“Rudy” sent a comment in to the Ice Blog. He still isn’t convinced about global warming, it seems. I’m still trying to understand how that can be and what his point of view is.
Rudy, forgive me for not publishing the comment, but it contains abridged quotes from people without the context. Without being able to check the context, I can’t put them up here.
I’m happy to pick up on some of your points, though.
You’re right. Thankfully, the Arctic was not ice-free in 2008.(I didn’t think it would be, neither did most reliable sources I follow). But sea-ice cover hit a record low in 2007 and is not recovering. The North-West passage has been open. And the warming trend is continuing. Changes in flora and fauna are being witnessed and recorded. This is happening. And things are changing fast.
You say winds and circulation are causes of sea-ice melting, not global warming. Sure, winds and circulation play an important role. Nobody would dispute that. But these factors are all connected. And the climate is changing.
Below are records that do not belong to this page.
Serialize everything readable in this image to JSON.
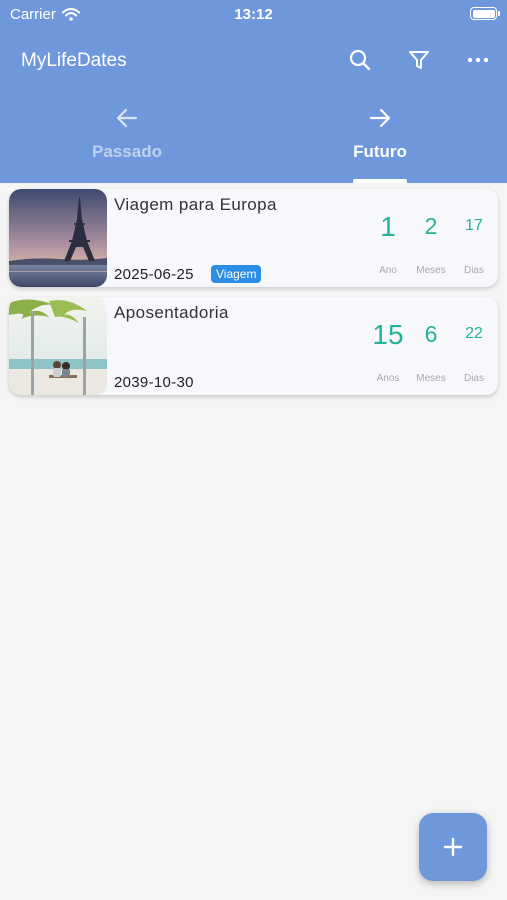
{
  "status_bar": {
    "carrier": "Carrier",
    "time": "13:12"
  },
  "app_bar": {
    "title": "MyLifeDates",
    "icons": [
      "search-icon",
      "filter-icon",
      "more-icon"
    ]
  },
  "tabs": [
    {
      "label": "Passado",
      "icon": "arrow-left-icon",
      "selected": false
    },
    {
      "label": "Futuro",
      "icon": "arrow-right-icon",
      "selected": true
    }
  ],
  "events": [
    {
      "title": "Viagem para Europa",
      "date": "2025-06-25",
      "tag": "Viagem",
      "countdown": [
        {
          "value": "1",
          "unit": "Ano"
        },
        {
          "value": "2",
          "unit": "Meses"
        },
        {
          "value": "17",
          "unit": "Dias"
        }
      ]
    },
    {
      "title": "Aposentadoria",
      "date": "2039-10-30",
      "countdown": [
        {
          "value": "15",
          "unit": "Anos"
        },
        {
          "value": "6",
          "unit": "Meses"
        },
        {
          "value": "22",
          "unit": "Dias"
        }
      ]
    }
  ],
  "fab": {
    "icon": "plus-icon"
  },
  "colors": {
    "primary": "#6f98dc",
    "accent": "#22b39a",
    "badge": "#2b8de4",
    "background": "#f5f5f5"
  }
}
I’ve talked to scientists from all over the world who are desperately trying to make predictions for the future. Nobody has a crystal ball. But we know humankind is pumping masses of CO2 into the atmosphere, melting permafrost is releasing methane, an even more powerful greenhouse gas, into the atmosphere at an increasing rate. Of course there are natural climate cycles. But we are having our own effect.
I was talking to some British friends this weekend, who suggested we should really get away from the misleading “global warming” talk and refer to “climate change”. Apart from the jokes about the British wanting warmer weather anyway – of course climate change manifests itself in colder weather in some places at some times. Is it just the “global warming” term that bothers you?
What bothers me right now is that our EU countries are thinking about reducing their commitment to climate-saving measures because of the global financial crisis. If we don’t take action now, we might not have a globe we can live on, let alone finances to worry about.
I wish someone could convince me that’s too pessimistic?


October 22, 2008 | 6:27 am



Comments deactivated